“Having experts in numerous scientific disciplines as resources will keep our informal science programming at MOSAC fresh and relevant to the changing world of science and technology,” Kjelstrom said via email. “MOSAC will [also] be an excellent venue for volunteer opportunities for students […] We plan to work with the Internship and Career Center, [and] part time jobs will be available for those who really want a deeper experience, especially for our summer camps.”
According to Van Deventer, another opportunity for UC Davis students interacting with MOSAC’s audience is the chance to talk directly to kids — and the chance for kids, in turn, to ask questions directly to scientists.

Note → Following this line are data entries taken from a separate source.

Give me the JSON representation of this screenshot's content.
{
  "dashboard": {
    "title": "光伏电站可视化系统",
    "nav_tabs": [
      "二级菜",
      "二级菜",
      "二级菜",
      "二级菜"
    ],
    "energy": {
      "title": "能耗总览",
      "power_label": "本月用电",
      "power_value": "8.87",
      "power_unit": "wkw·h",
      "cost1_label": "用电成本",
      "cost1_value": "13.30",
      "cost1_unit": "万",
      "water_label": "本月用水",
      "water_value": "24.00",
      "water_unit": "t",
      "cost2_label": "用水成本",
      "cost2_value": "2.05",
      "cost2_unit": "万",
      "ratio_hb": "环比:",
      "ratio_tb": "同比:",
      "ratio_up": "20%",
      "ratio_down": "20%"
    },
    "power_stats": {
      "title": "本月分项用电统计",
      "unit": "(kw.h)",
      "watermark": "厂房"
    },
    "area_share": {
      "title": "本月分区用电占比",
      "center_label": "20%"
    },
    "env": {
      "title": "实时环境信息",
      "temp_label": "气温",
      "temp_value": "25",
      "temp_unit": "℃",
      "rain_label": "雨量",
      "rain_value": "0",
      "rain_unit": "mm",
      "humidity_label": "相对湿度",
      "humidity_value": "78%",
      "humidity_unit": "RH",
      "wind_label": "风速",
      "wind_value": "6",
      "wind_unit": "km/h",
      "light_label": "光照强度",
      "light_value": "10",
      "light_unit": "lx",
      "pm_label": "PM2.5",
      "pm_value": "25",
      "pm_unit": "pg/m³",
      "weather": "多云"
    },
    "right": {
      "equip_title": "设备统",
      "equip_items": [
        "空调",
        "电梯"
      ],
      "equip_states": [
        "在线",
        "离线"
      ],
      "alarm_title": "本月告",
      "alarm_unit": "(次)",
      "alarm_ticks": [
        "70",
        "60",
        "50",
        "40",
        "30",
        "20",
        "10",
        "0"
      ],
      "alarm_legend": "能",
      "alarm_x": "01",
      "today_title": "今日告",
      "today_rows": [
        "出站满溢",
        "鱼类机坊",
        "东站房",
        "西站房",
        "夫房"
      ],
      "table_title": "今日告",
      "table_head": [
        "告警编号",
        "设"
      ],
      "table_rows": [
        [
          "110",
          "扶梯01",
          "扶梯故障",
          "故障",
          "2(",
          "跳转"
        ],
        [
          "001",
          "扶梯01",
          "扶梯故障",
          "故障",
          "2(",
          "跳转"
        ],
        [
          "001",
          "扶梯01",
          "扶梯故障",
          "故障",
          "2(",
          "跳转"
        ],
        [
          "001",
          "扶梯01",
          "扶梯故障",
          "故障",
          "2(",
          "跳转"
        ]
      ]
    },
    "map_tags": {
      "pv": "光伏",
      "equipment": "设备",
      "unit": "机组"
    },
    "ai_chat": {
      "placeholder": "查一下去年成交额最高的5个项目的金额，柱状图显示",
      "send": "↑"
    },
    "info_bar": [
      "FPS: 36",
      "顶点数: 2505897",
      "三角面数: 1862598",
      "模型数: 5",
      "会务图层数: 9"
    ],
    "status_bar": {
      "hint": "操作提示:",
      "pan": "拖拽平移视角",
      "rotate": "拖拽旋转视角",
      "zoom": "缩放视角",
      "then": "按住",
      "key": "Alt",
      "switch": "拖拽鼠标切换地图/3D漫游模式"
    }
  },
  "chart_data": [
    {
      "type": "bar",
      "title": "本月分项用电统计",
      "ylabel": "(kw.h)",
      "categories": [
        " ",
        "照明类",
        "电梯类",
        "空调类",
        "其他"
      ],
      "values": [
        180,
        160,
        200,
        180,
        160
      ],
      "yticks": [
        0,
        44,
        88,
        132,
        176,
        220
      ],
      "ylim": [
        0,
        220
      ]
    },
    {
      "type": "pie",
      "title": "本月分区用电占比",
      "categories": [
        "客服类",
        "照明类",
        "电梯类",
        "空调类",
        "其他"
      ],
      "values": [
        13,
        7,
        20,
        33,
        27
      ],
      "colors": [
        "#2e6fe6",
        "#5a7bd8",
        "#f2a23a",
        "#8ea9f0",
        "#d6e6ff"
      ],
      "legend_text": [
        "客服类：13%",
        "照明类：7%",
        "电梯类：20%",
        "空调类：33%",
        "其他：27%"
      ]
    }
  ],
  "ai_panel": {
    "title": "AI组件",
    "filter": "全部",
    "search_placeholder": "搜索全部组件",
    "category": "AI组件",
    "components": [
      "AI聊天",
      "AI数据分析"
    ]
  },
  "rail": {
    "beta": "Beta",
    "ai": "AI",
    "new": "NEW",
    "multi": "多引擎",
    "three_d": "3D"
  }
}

“Then [kids] can ask what it actually means to be a scientist,” Van Deventer said. “What does it mean to be a brain surgeon? To be a chemist? Is it boring? Or is it really interesting? How much math do you have to do?”
Kjelstrom explained via email MOSAC’s goal of making science accessible to everyone, saying that they are focused on reaching Title 1 schools in order to allow underserved communities to develop the skills they need to attend college.
Van Deventer described a similar target of teaching the next generation of scientists.
“We want it to be a place where we encourage curiosity and open-ended questions, where we break things down into manageable pieces,” Van Deventer said. “No matter your educational background, you can participate and engage. Five days a week, we will be hosting school field trips, and we want them to identify themselves as future scientists — future astronauts, future physicists.”
Van Deventer noted that while the museum’s focus is primarily on kids, they also plan to offer programs for different age demographics — including seniors. According to Van Deventer, MOSAC recognizes that senior citizens are an important part of their demographic, especially as they make up part of the population that will vote on environmental and energy policy.
Kjelstrom explained via email that whether it be for children, college students, adults or seniors, and whether organized by MOSAC or UC Davis, their goal is the same.
“Our mutual goal is to explore the wonders, possibilities and responsibilities of science, whether through interactions with exhibits, public programs or a school group activity,” Kjelstrom said via email. “Science is for Everyone and Science is FUN!”
Brad Simmons, the chief administrator of UC Davis Medical Center and chief operating officer of UC Davis Health Hospital Division, talked about what the partnership has meant to their organization.
“We are honored to partner with MOSAC to bring its Health Headlines and Innovations exhibit to the Sacramento region,” Simmons said via email. “Groundbreaking research and fostering innovative education are fundamental to UC Davis Health’s mission. As the region’s academic health center, we are proud to engage with the community and share advancements in tools, treatments, and therapies that will improve lives and transform health care.”
Van Deventer offered some final thoughts on the mission of MOSAC and how she believes it will support elementary school kids dreaming of science careers to fulfill their dreams in university.
“No matter what you want to be when you grow up, you’ve gotta have a support system,” Van Deventer said. “We want to encourage these families to support their kids going into STEM fields. Look at what your kids are interested in and help them along the way. [This is] an incredible partnership on both sides to be able to inspire kids who are dreaming.”
The museum’s hours are 10 a.m. to 5 p.m. daily. Tickets are required for entry and start at $12 for youth (2- to 17-year-olds), $13 for college students and $15 for adults. Educators are eligible for $13 tickets.
Written by: Sonora Slater — email@example.com
Editor’s note: This article has been updated since it was published in print to show the museum hours and ticket pricing.